If a spouse is the beneficiary of a trust, under certain circumstances the appreciation or increase in value in the corpus or principal of the trust may be marital property that can be equitably divided by the Court. The value of the corpus or principal of the trust must be determined as of the date of the parties’ marriage or when the trust is established and then compared to the value of the corpus or principal of the trust as of the date of the final orders hearing or the entry of the Decree of Dissolution of Marriage in order to determine if there has been any appreciation. If there has been appreciation of the corpus or principal of the trust, then the Court may equitably divide that appreciation.
Jeremy will guide you through the complexities of what property is separate or marital and how the marital property may be equitably divided in settlement by the Court.

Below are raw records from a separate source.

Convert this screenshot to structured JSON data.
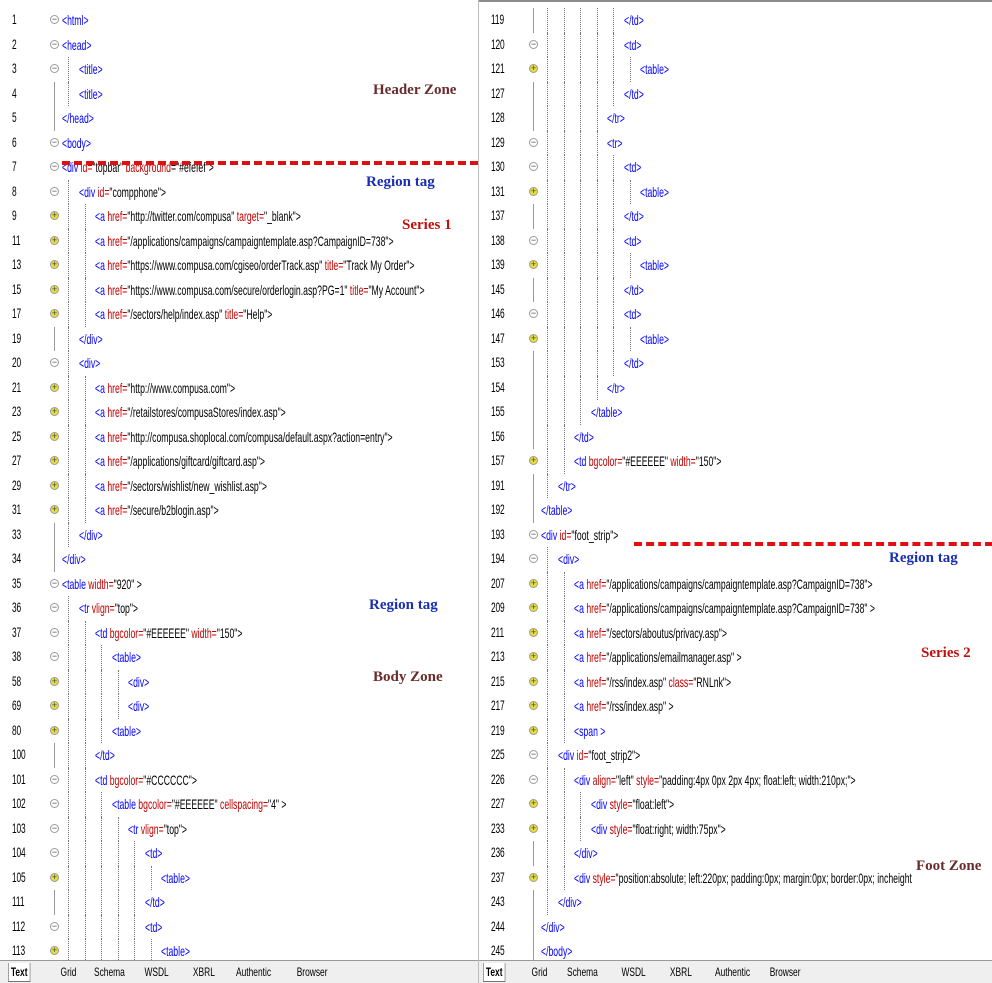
{
  "left": {
    "lines": [
      {
        "n": "1",
        "g": "exp",
        "d": 0,
        "t": [
          [
            "tag",
            "<html>"
          ]
        ]
      },
      {
        "n": "2",
        "g": "exp",
        "d": 0,
        "t": [
          [
            "tag",
            "<head>"
          ]
        ]
      },
      {
        "n": "3",
        "g": "exp",
        "d": 1,
        "t": [
          [
            "tag",
            "<title>"
          ]
        ]
      },
      {
        "n": "4",
        "g": "bar",
        "d": 1,
        "t": [
          [
            "tag",
            "<title>"
          ]
        ]
      },
      {
        "n": "5",
        "g": "bar",
        "d": 0,
        "t": [
          [
            "tag",
            "</head>"
          ]
        ]
      },
      {
        "n": "6",
        "g": "exp",
        "d": 0,
        "t": [
          [
            "tag",
            "<body>"
          ]
        ]
      },
      {
        "n": "7",
        "g": "exp",
        "d": 0,
        "t": [
          [
            "tag",
            "<div "
          ],
          [
            "a",
            "id="
          ],
          [
            "v",
            "\"topbar\" "
          ],
          [
            "a",
            "background"
          ],
          [
            "v",
            "=\"#efefef\">"
          ]
        ]
      },
      {
        "n": "8",
        "g": "exp",
        "d": 1,
        "t": [
          [
            "tag",
            "<div "
          ],
          [
            "a",
            "id="
          ],
          [
            "v",
            "\"compphone\">"
          ]
        ]
      },
      {
        "n": "9",
        "g": "col",
        "d": 2,
        "t": [
          [
            "tag",
            "<a "
          ],
          [
            "a",
            "href="
          ],
          [
            "v",
            "\"http://twitter.com/compusa\" "
          ],
          [
            "a",
            "target="
          ],
          [
            "v",
            "\"_blank\">"
          ]
        ]
      },
      {
        "n": "11",
        "g": "col",
        "d": 2,
        "t": [
          [
            "tag",
            "<a "
          ],
          [
            "a",
            "href="
          ],
          [
            "v",
            "\"/applications/campaigns/campaigntemplate.asp?CampaignID=738\">"
          ]
        ]
      },
      {
        "n": "13",
        "g": "col",
        "d": 2,
        "t": [
          [
            "tag",
            "<a "
          ],
          [
            "a",
            "href="
          ],
          [
            "v",
            "\"https://www.compusa.com/cgiseo/orderTrack.asp\" "
          ],
          [
            "a",
            "title="
          ],
          [
            "v",
            "\"Track My Order\">"
          ]
        ]
      },
      {
        "n": "15",
        "g": "col",
        "d": 2,
        "t": [
          [
            "tag",
            "<a "
          ],
          [
            "a",
            "href="
          ],
          [
            "v",
            "\"https://www.compusa.com/secure/orderlogin.asp?PG=1\" "
          ],
          [
            "a",
            "title="
          ],
          [
            "v",
            "\"My Account\">"
          ]
        ]
      },
      {
        "n": "17",
        "g": "col",
        "d": 2,
        "t": [
          [
            "tag",
            "<a "
          ],
          [
            "a",
            "href="
          ],
          [
            "v",
            "\"/sectors/help/index.asp\" "
          ],
          [
            "a",
            "title="
          ],
          [
            "v",
            "\"Help\">"
          ]
        ]
      },
      {
        "n": "19",
        "g": "bar",
        "d": 1,
        "t": [
          [
            "tag",
            "</div>"
          ]
        ]
      },
      {
        "n": "20",
        "g": "exp",
        "d": 1,
        "t": [
          [
            "tag",
            "<div>"
          ]
        ]
      },
      {
        "n": "21",
        "g": "col",
        "d": 2,
        "t": [
          [
            "tag",
            "<a "
          ],
          [
            "a",
            "href="
          ],
          [
            "v",
            "\"http://www.compusa.com\">"
          ]
        ]
      },
      {
        "n": "23",
        "g": "col",
        "d": 2,
        "t": [
          [
            "tag",
            "<a "
          ],
          [
            "a",
            "href="
          ],
          [
            "v",
            "\"/retailstores/compusaStores/index.asp\">"
          ]
        ]
      },
      {
        "n": "25",
        "g": "col",
        "d": 2,
        "t": [
          [
            "tag",
            "<a "
          ],
          [
            "a",
            "href="
          ],
          [
            "v",
            "\"http://compusa.shoplocal.com/compusa/default.aspx?action=entry\">"
          ]
        ]
      },
      {
        "n": "27",
        "g": "col",
        "d": 2,
        "t": [
          [
            "tag",
            "<a "
          ],
          [
            "a",
            "href="
          ],
          [
            "v",
            "\"/applications/giftcard/giftcard.asp\">"
          ]
        ]
      },
      {
        "n": "29",
        "g": "col",
        "d": 2,
        "t": [
          [
            "tag",
            "<a "
          ],
          [
            "a",
            "href="
          ],
          [
            "v",
            "\"/sectors/wishlist/new_wishlist.asp\">"
          ]
        ]
      },
      {
        "n": "31",
        "g": "col",
        "d": 2,
        "t": [
          [
            "tag",
            "<a "
          ],
          [
            "a",
            "href="
          ],
          [
            "v",
            "\"/secure/b2blogin.asp\">"
          ]
        ]
      },
      {
        "n": "33",
        "g": "bar",
        "d": 1,
        "t": [
          [
            "tag",
            "</div>"
          ]
        ]
      },
      {
        "n": "34",
        "g": "bar",
        "d": 0,
        "t": [
          [
            "tag",
            "</div>"
          ]
        ]
      },
      {
        "n": "35",
        "g": "exp",
        "d": 0,
        "t": [
          [
            "tag",
            "<table "
          ],
          [
            "a",
            "width="
          ],
          [
            "v",
            "\"920\" >"
          ]
        ]
      },
      {
        "n": "36",
        "g": "exp",
        "d": 1,
        "t": [
          [
            "tag",
            "<tr "
          ],
          [
            "a",
            "vlign="
          ],
          [
            "v",
            "\"top\">"
          ]
        ]
      },
      {
        "n": "37",
        "g": "exp",
        "d": 2,
        "t": [
          [
            "tag",
            "<td "
          ],
          [
            "a",
            "bgcolor="
          ],
          [
            "v",
            "\"#EEEEEE\" "
          ],
          [
            "a",
            "width="
          ],
          [
            "v",
            "\"150\">"
          ]
        ]
      },
      {
        "n": "38",
        "g": "exp",
        "d": 3,
        "t": [
          [
            "tag",
            "<table>"
          ]
        ]
      },
      {
        "n": "58",
        "g": "col",
        "d": 4,
        "t": [
          [
            "tag",
            "<div>"
          ]
        ]
      },
      {
        "n": "69",
        "g": "col",
        "d": 4,
        "t": [
          [
            "tag",
            "<div>"
          ]
        ]
      },
      {
        "n": "80",
        "g": "col",
        "d": 3,
        "t": [
          [
            "tag",
            "<table>"
          ]
        ]
      },
      {
        "n": "100",
        "g": "bar",
        "d": 2,
        "t": [
          [
            "tag",
            "</td>"
          ]
        ]
      },
      {
        "n": "101",
        "g": "exp",
        "d": 2,
        "t": [
          [
            "tag",
            "<td "
          ],
          [
            "a",
            "bgcolor="
          ],
          [
            "v",
            "\"#CCCCCC\">"
          ]
        ]
      },
      {
        "n": "102",
        "g": "exp",
        "d": 3,
        "t": [
          [
            "tag",
            "<table "
          ],
          [
            "a",
            "bgcolor="
          ],
          [
            "v",
            "\"#EEEEEE\" "
          ],
          [
            "a",
            "cellspacing="
          ],
          [
            "v",
            "\"4\" >"
          ]
        ]
      },
      {
        "n": "103",
        "g": "exp",
        "d": 4,
        "t": [
          [
            "tag",
            "<tr "
          ],
          [
            "a",
            "vlign="
          ],
          [
            "v",
            "\"top\">"
          ]
        ]
      },
      {
        "n": "104",
        "g": "exp",
        "d": 5,
        "t": [
          [
            "tag",
            "<td>"
          ]
        ]
      },
      {
        "n": "105",
        "g": "col",
        "d": 6,
        "t": [
          [
            "tag",
            "<table>"
          ]
        ]
      },
      {
        "n": "111",
        "g": "bar",
        "d": 5,
        "t": [
          [
            "tag",
            "</td>"
          ]
        ]
      },
      {
        "n": "112",
        "g": "exp",
        "d": 5,
        "t": [
          [
            "tag",
            "<td>"
          ]
        ]
      },
      {
        "n": "113",
        "g": "col",
        "d": 6,
        "t": [
          [
            "tag",
            "<table>"
          ]
        ]
      }
    ],
    "annotations": {
      "header_zone": "Header Zone",
      "region_tag_1": "Region tag",
      "series_1": "Series 1",
      "region_tag_2": "Region tag",
      "body_zone": "Body Zone"
    },
    "tabs": [
      "Text",
      "Grid",
      "Schema",
      "WSDL",
      "XBRL",
      "Authentic",
      "Browser"
    ],
    "active_tab": "Text"
  },
  "right": {
    "lines": [
      {
        "n": "119",
        "g": "bar",
        "d": 5,
        "t": [
          [
            "tag",
            "</td>"
          ]
        ]
      },
      {
        "n": "120",
        "g": "exp",
        "d": 5,
        "t": [
          [
            "tag",
            "<td>"
          ]
        ]
      },
      {
        "n": "121",
        "g": "col",
        "d": 6,
        "t": [
          [
            "tag",
            "<table>"
          ]
        ]
      },
      {
        "n": "127",
        "g": "bar",
        "d": 5,
        "t": [
          [
            "tag",
            "</td>"
          ]
        ]
      },
      {
        "n": "128",
        "g": "bar",
        "d": 4,
        "t": [
          [
            "tag",
            "</tr>"
          ]
        ]
      },
      {
        "n": "129",
        "g": "exp",
        "d": 4,
        "t": [
          [
            "tag",
            "<tr>"
          ]
        ]
      },
      {
        "n": "130",
        "g": "exp",
        "d": 5,
        "t": [
          [
            "tag",
            "<td>"
          ]
        ]
      },
      {
        "n": "131",
        "g": "col",
        "d": 6,
        "t": [
          [
            "tag",
            "<table>"
          ]
        ]
      },
      {
        "n": "137",
        "g": "bar",
        "d": 5,
        "t": [
          [
            "tag",
            "</td>"
          ]
        ]
      },
      {
        "n": "138",
        "g": "exp",
        "d": 5,
        "t": [
          [
            "tag",
            "<td>"
          ]
        ]
      },
      {
        "n": "139",
        "g": "col",
        "d": 6,
        "t": [
          [
            "tag",
            "<table>"
          ]
        ]
      },
      {
        "n": "145",
        "g": "bar",
        "d": 5,
        "t": [
          [
            "tag",
            "</td>"
          ]
        ]
      },
      {
        "n": "146",
        "g": "exp",
        "d": 5,
        "t": [
          [
            "tag",
            "<td>"
          ]
        ]
      },
      {
        "n": "147",
        "g": "col",
        "d": 6,
        "t": [
          [
            "tag",
            "<table>"
          ]
        ]
      },
      {
        "n": "153",
        "g": "bar",
        "d": 5,
        "t": [
          [
            "tag",
            "</td>"
          ]
        ]
      },
      {
        "n": "154",
        "g": "bar",
        "d": 4,
        "t": [
          [
            "tag",
            "</tr>"
          ]
        ]
      },
      {
        "n": "155",
        "g": "bar",
        "d": 3,
        "t": [
          [
            "tag",
            "</table>"
          ]
        ]
      },
      {
        "n": "156",
        "g": "bar",
        "d": 2,
        "t": [
          [
            "tag",
            "</td>"
          ]
        ]
      },
      {
        "n": "157",
        "g": "col",
        "d": 2,
        "t": [
          [
            "tag",
            "<td "
          ],
          [
            "a",
            "bgcolor="
          ],
          [
            "v",
            "\"#EEEEEE\" "
          ],
          [
            "a",
            "width="
          ],
          [
            "v",
            "\"150\">"
          ]
        ]
      },
      {
        "n": "191",
        "g": "bar",
        "d": 1,
        "t": [
          [
            "tag",
            "</tr>"
          ]
        ]
      },
      {
        "n": "192",
        "g": "bar",
        "d": 0,
        "t": [
          [
            "tag",
            "</table>"
          ]
        ]
      },
      {
        "n": "193",
        "g": "exp",
        "d": 0,
        "t": [
          [
            "tag",
            "<div "
          ],
          [
            "a",
            "id="
          ],
          [
            "v",
            "\"foot_strip\">"
          ]
        ]
      },
      {
        "n": "194",
        "g": "exp",
        "d": 1,
        "t": [
          [
            "tag",
            "<div>"
          ]
        ]
      },
      {
        "n": "207",
        "g": "col",
        "d": 2,
        "t": [
          [
            "tag",
            "<a "
          ],
          [
            "a",
            "href="
          ],
          [
            "v",
            "\"/applications/campaigns/campaigntemplate.asp?CampaignID=738\">"
          ]
        ]
      },
      {
        "n": "209",
        "g": "col",
        "d": 2,
        "t": [
          [
            "tag",
            "<a "
          ],
          [
            "a",
            "href="
          ],
          [
            "v",
            "\"/applications/campaigns/campaigntemplate.asp?CampaignID=738\" >"
          ]
        ]
      },
      {
        "n": "211",
        "g": "col",
        "d": 2,
        "t": [
          [
            "tag",
            "<a "
          ],
          [
            "a",
            "href="
          ],
          [
            "v",
            "\"/sectors/aboutus/privacy.asp\">"
          ]
        ]
      },
      {
        "n": "213",
        "g": "col",
        "d": 2,
        "t": [
          [
            "tag",
            "<a "
          ],
          [
            "a",
            "href="
          ],
          [
            "v",
            "\"/applications/emailmanager.asp\" >"
          ]
        ]
      },
      {
        "n": "215",
        "g": "col",
        "d": 2,
        "t": [
          [
            "tag",
            "<a "
          ],
          [
            "a",
            "href="
          ],
          [
            "v",
            "\"/rss/index.asp\" "
          ],
          [
            "a",
            "class="
          ],
          [
            "v",
            "\"RNLnk\">"
          ]
        ]
      },
      {
        "n": "217",
        "g": "col",
        "d": 2,
        "t": [
          [
            "tag",
            "<a "
          ],
          [
            "a",
            "href="
          ],
          [
            "v",
            "\"/rss/index.asp\" >"
          ]
        ]
      },
      {
        "n": "219",
        "g": "col",
        "d": 2,
        "t": [
          [
            "tag",
            "<span >"
          ]
        ]
      },
      {
        "n": "225",
        "g": "exp",
        "d": 1,
        "t": [
          [
            "tag",
            "<div "
          ],
          [
            "a",
            "id="
          ],
          [
            "v",
            "\"foot_strip2\">"
          ]
        ]
      },
      {
        "n": "226",
        "g": "exp",
        "d": 2,
        "t": [
          [
            "tag",
            "<div "
          ],
          [
            "a",
            "align="
          ],
          [
            "v",
            "\"left\" "
          ],
          [
            "a",
            "style="
          ],
          [
            "v",
            "\"padding:4px 0px 2px 4px; float:left; width:210px;\">"
          ]
        ]
      },
      {
        "n": "227",
        "g": "col",
        "d": 3,
        "t": [
          [
            "tag",
            "<div "
          ],
          [
            "a",
            "style="
          ],
          [
            "v",
            "\"float:left\">"
          ]
        ]
      },
      {
        "n": "233",
        "g": "col",
        "d": 3,
        "t": [
          [
            "tag",
            "<div "
          ],
          [
            "a",
            "style="
          ],
          [
            "v",
            "\"float:right; width:75px\">"
          ]
        ]
      },
      {
        "n": "236",
        "g": "bar",
        "d": 2,
        "t": [
          [
            "tag",
            "</div>"
          ]
        ]
      },
      {
        "n": "237",
        "g": "col",
        "d": 2,
        "t": [
          [
            "tag",
            "<div "
          ],
          [
            "a",
            "style="
          ],
          [
            "v",
            "\"position:absolute; left:220px; padding:0px; margin:0px; border:0px; incheight"
          ]
        ]
      },
      {
        "n": "243",
        "g": "bar",
        "d": 1,
        "t": [
          [
            "tag",
            "</div>"
          ]
        ]
      },
      {
        "n": "244",
        "g": "bar",
        "d": 0,
        "t": [
          [
            "tag",
            "</div>"
          ]
        ]
      },
      {
        "n": "245",
        "g": "bar",
        "d": 0,
        "t": [
          [
            "tag",
            "</body>"
          ]
        ]
      }
    ],
    "annotations": {
      "region_tag": "Region tag",
      "series_2": "Series 2",
      "foot_zone": "Foot Zone"
    },
    "tabs": [
      "Text",
      "Grid",
      "Schema",
      "WSDL",
      "XBRL",
      "Authentic",
      "Browser"
    ],
    "active_tab": "Text"
  },
  "colors": {
    "tag": "#0000ff",
    "attr": "#c00000",
    "dash": "#e01010",
    "collapsed_marker": "#e6de3c"
  }
}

As with the division of assets, the Court must first determine whether debt is separate debt or marital debt. Separate debt is debt that a party has before the marriage or debt that is related to a party’s separate property. The Court will allocate separate debt to the party who brought the debt into the marriage and to the party whose separate property is associated with the separate debt.
Marital debt is debt which is created during the marriage for marital purposes such as mortgages for a jointly titled marital residence and credit card debt. The Court will equitably allocate marital debt and may assign marital debt to the party who receives the asset. For example, if the marital residence is awarded to one party, the mortgage on the marital residence is generally allocated or assigned to the party who receives the marital residence.